What We Do

Korogocho Self Help Project


Our object is to help people in the poorest communities to have decent homes. We try to improve the lives of people currently living in slums and especially to support community-led housing initiatives.


In keeping with the inspiring values of our founder, Clifford Dann, we aim to help people to be part of the solution to their  need for decent housing and never to replace slums with the kind of poor quality dwellings that will themselves become future slums.


After completing the Gilgil project in Kenya (link?) we undertook extensive sponsored research in the Nairobi area to identify a  possible small-scale housing project to work with and support. We encouraged the development of a self-help group of 26 families living in the Korogocho slums. See About us page.




This informal settlement is the fourth largest in Nairobi with an estimated of population of 150,000 to 200,000 in an area of 1.5 sq km.

The slum is immediately adjacent to, and in some parts has spread on to, Nairobi's oldest and now vast municipal rubbish heap,  the Dandora Municipal Dump. It cover 30 acres like a flat-topped hill, This is the only dumping site Nairobi has ever had. All Nairobi's waste comes here: industrial, chemical, medical, agricultural and, of course, domestic. 

Many people pick over the dump for a living, for what they can use themselves or to sell, as one  MWAMKO member has done in the past. Constant fires on the dump help to reduce its volume but cast a heavy pall of black toxic smoke over the slum. 

In 2001 the Dandora Dumping site was declared full and a health hazard for the neighbouring population.
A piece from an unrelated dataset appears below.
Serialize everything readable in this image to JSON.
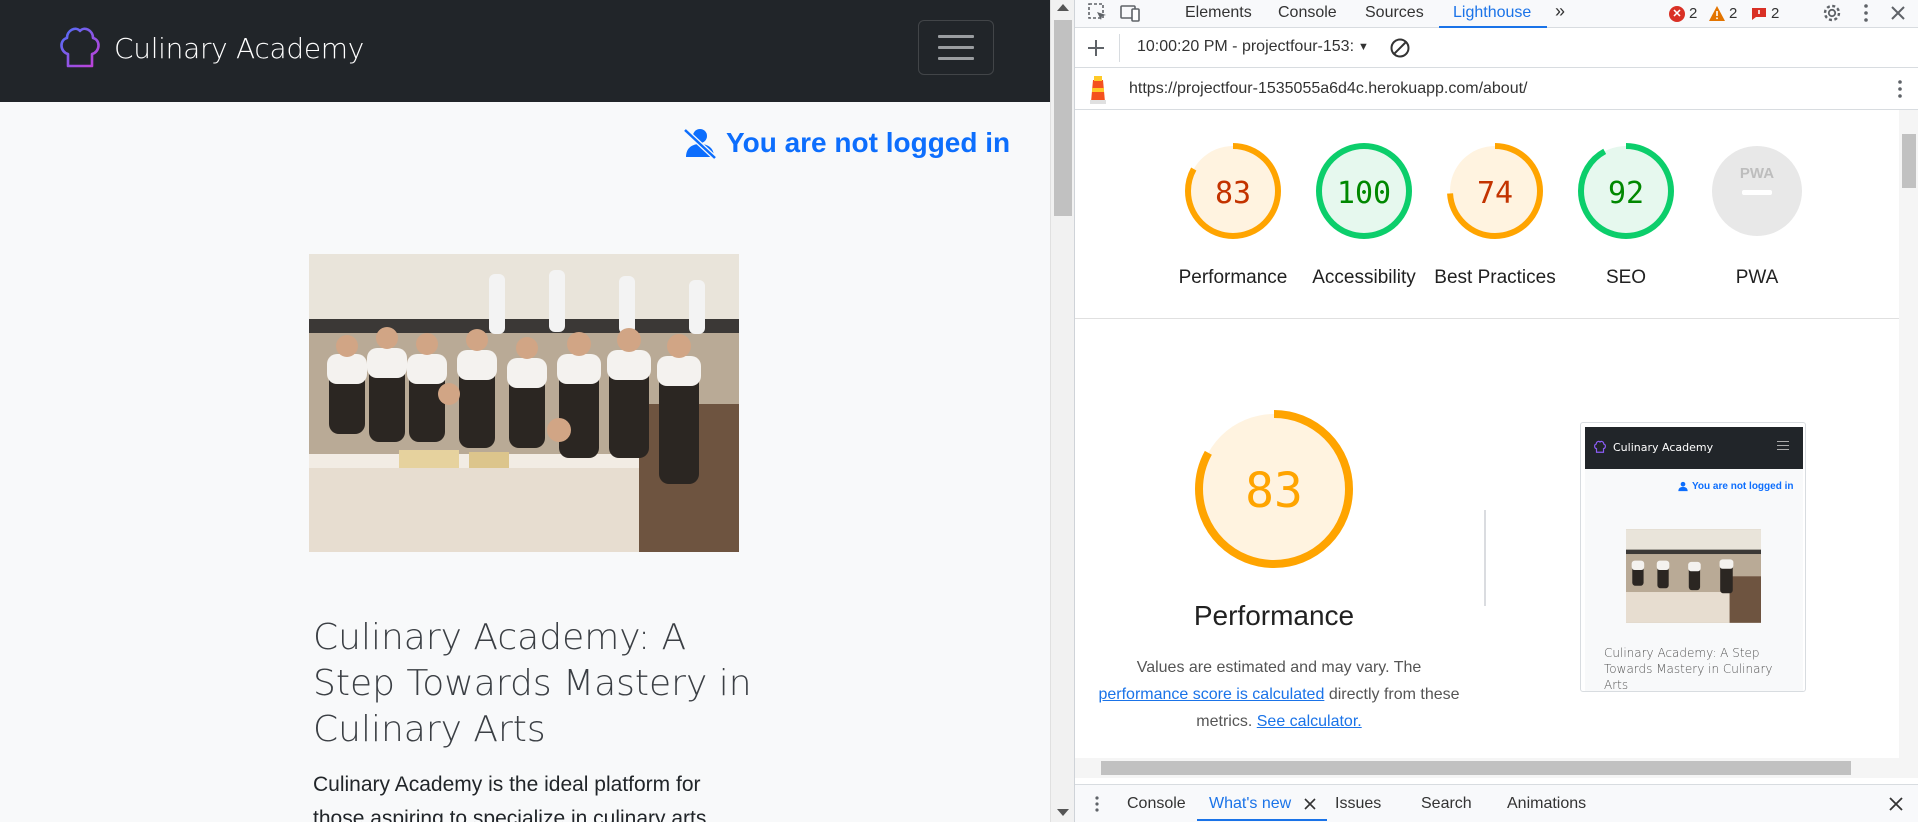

A UNEP report showed long ago that the toxic fumes cause a wide variety of consequences for people's immune, nervous, endocrine and reproductive systems, with more than half the children having lead levels in excess of international norms and with residents suffering a high level of respiratory diseases and cancers.

The area is characterized by overcrowding, limited access to economic and social opportunities, as well as high levels of unemployment and of crime. Most workers are engaged in the informal economy or self-employed and there is great poverty.

Some of the MWAMKO members were born and have had their children here.

A committee meeting of MWAMKO members

Milestones achieved so far:

  • 2 acres of land bought, secure title registered 
  • Land fenced in by Mwamko members 
  • Planning permission granted 
  • Site layout and housing design done professionally, pro bono, to criteria discussed by MWAMKO members and developed in conjunction with CHG (Kenya) and CHT 
  • Layout to allow small plots for families for food or providing income, eg keeping chickens 
  • Plans for water harvesting and other sustainability measures developed 
  • Young people trained in building skills both to help with self-build and for their future livelihoods 
  • Work on water supply and sewerage infrastructure is already underways


See for yourself


These photos in our gallery were taken by CHG and are typical of the conditions in which the Mwamko families live. The lack of basic urban services (water supply, sanitation, solid waste management, power and roads), high population densities, high unemployment levels and illiteracy have all resulted in a large percentage of the city of Nairobi’s population living in deplorable conditions, not least in the air they breathe.


You may also like to see a documentary, Choking City, recently on Kenya's Channel Citizen TV, and including scenes of  life in Korogocho. To watch, click on this link